LISTED ENTRIES -
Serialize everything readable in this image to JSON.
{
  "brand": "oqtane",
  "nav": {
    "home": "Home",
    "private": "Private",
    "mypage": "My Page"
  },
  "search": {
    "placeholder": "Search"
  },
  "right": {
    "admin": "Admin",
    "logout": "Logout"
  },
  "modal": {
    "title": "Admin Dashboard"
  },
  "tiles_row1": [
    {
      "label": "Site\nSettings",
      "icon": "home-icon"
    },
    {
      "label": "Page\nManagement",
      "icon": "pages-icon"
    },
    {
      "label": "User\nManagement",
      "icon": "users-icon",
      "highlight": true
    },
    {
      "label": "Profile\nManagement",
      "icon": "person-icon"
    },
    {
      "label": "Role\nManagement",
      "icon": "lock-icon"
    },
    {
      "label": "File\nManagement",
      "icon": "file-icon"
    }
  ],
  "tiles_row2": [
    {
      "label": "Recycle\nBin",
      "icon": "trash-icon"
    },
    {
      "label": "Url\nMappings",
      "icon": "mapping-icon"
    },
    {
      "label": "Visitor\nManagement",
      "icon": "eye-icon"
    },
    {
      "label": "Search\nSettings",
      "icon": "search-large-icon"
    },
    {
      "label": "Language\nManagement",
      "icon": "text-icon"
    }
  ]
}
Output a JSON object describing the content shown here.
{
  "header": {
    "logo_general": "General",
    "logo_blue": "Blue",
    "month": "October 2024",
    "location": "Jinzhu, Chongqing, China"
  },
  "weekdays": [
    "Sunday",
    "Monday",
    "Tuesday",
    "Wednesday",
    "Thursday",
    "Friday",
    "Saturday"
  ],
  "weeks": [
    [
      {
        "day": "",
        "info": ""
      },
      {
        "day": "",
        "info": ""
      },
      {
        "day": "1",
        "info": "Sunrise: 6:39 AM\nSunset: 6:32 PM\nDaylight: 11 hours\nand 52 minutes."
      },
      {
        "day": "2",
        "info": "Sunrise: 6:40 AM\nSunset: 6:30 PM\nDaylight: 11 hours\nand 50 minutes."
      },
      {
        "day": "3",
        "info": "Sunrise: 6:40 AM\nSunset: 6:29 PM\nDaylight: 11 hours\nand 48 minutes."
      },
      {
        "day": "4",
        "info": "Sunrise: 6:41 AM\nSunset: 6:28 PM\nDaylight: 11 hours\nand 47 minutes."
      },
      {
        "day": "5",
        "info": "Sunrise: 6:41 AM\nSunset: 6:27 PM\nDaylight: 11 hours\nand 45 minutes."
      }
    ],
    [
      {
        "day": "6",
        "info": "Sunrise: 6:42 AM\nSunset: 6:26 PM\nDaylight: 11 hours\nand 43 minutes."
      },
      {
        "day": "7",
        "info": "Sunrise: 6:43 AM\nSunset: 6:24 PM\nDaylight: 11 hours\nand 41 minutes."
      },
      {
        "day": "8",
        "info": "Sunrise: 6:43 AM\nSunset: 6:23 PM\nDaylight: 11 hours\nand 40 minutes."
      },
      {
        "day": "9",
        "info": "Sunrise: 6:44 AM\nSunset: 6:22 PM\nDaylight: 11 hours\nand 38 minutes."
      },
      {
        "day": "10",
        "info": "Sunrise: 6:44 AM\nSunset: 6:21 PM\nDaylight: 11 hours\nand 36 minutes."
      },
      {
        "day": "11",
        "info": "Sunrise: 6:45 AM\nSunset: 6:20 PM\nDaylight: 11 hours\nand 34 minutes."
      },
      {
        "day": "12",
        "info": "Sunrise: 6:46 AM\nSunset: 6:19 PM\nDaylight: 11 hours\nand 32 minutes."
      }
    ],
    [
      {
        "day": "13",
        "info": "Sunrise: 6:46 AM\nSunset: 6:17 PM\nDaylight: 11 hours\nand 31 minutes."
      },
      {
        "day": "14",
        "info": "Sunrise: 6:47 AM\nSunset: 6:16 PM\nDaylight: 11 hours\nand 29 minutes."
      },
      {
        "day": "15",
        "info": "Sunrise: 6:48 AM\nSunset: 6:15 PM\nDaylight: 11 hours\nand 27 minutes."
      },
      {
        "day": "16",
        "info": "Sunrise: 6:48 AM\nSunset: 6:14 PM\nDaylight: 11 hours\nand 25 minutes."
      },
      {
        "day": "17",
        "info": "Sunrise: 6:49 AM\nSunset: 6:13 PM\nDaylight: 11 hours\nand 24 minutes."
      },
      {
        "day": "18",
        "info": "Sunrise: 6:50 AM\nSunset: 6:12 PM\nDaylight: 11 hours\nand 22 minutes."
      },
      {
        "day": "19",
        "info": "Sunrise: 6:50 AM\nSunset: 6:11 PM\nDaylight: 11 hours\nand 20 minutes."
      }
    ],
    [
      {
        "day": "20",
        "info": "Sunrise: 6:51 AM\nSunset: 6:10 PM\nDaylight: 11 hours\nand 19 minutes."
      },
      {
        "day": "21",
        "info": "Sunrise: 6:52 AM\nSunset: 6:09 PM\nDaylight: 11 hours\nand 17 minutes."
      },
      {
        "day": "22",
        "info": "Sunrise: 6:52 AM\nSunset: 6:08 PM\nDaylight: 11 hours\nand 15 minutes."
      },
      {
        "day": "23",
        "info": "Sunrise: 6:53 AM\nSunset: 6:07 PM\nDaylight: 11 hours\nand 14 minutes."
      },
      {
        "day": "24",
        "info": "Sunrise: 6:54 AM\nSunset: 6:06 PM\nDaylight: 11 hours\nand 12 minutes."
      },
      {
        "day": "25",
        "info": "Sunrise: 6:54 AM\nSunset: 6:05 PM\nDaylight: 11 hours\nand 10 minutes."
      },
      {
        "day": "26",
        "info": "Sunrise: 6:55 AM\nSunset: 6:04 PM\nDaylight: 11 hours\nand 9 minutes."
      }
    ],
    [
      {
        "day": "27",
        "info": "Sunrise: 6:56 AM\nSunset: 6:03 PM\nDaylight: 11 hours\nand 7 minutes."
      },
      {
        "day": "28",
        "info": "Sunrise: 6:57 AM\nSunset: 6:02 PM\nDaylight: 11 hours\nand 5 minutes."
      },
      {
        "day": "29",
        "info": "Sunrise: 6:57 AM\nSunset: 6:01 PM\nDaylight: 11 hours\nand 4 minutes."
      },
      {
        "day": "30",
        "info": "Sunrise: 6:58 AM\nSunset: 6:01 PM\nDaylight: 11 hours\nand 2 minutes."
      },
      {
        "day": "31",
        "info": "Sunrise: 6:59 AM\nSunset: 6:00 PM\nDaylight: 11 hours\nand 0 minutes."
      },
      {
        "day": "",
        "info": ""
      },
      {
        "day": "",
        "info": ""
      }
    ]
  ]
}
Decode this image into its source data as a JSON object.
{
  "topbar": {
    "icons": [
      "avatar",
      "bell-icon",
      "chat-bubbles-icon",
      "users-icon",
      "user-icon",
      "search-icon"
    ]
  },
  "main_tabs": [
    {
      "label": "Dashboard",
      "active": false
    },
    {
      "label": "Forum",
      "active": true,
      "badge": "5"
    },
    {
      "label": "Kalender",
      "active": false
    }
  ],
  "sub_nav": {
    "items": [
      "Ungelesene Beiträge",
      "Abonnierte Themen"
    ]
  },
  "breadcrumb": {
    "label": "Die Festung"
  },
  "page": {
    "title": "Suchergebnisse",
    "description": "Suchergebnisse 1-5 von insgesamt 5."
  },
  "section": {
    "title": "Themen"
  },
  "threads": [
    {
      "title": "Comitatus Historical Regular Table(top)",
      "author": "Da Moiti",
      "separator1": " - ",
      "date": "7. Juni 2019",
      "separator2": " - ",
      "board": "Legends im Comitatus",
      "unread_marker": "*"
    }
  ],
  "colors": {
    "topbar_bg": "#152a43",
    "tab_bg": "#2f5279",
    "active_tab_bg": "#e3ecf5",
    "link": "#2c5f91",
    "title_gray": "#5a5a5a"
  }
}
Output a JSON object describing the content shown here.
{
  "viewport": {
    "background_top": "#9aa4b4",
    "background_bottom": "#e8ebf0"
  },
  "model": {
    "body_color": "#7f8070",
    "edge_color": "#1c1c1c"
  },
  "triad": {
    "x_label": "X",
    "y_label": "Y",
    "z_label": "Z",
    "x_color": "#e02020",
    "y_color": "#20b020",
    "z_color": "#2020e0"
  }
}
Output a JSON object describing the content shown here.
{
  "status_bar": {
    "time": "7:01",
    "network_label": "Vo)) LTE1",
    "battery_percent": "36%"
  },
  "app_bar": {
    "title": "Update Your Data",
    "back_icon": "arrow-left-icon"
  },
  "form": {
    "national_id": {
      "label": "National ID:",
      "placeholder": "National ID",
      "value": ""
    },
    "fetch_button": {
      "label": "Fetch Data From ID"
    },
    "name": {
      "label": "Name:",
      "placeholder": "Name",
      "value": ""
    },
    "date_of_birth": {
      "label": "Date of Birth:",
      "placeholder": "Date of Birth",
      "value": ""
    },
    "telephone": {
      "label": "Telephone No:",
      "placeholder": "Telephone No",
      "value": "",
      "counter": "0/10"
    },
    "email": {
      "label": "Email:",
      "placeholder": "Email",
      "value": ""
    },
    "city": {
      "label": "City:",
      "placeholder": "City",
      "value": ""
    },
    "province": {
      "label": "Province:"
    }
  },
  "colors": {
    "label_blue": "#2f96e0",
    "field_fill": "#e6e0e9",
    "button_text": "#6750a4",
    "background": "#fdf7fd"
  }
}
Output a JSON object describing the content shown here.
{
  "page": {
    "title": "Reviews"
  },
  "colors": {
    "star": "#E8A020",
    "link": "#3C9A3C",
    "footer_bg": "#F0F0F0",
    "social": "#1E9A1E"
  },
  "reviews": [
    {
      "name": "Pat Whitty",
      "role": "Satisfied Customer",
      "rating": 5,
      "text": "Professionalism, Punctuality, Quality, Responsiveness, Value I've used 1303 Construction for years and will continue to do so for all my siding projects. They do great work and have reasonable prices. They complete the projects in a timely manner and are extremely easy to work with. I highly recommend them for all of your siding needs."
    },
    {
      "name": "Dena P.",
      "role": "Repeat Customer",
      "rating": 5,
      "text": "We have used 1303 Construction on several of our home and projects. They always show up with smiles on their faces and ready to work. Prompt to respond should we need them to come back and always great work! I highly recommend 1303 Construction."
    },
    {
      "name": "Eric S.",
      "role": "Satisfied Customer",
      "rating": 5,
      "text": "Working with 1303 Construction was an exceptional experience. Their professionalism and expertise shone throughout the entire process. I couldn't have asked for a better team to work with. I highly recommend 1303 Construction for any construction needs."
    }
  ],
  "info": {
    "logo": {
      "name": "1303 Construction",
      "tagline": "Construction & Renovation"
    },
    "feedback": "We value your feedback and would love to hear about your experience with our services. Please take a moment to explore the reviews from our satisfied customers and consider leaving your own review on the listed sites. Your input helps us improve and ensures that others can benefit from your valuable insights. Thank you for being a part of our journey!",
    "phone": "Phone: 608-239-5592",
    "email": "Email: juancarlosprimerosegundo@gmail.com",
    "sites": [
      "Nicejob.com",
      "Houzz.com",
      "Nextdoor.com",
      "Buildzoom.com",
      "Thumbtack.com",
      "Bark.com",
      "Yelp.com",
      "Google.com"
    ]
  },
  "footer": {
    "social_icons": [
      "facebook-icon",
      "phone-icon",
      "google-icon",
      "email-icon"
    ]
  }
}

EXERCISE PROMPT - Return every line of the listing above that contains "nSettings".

EXERCISE RESULT -
      "label": "Site\nSettings",
      "label": "Search\nSettings",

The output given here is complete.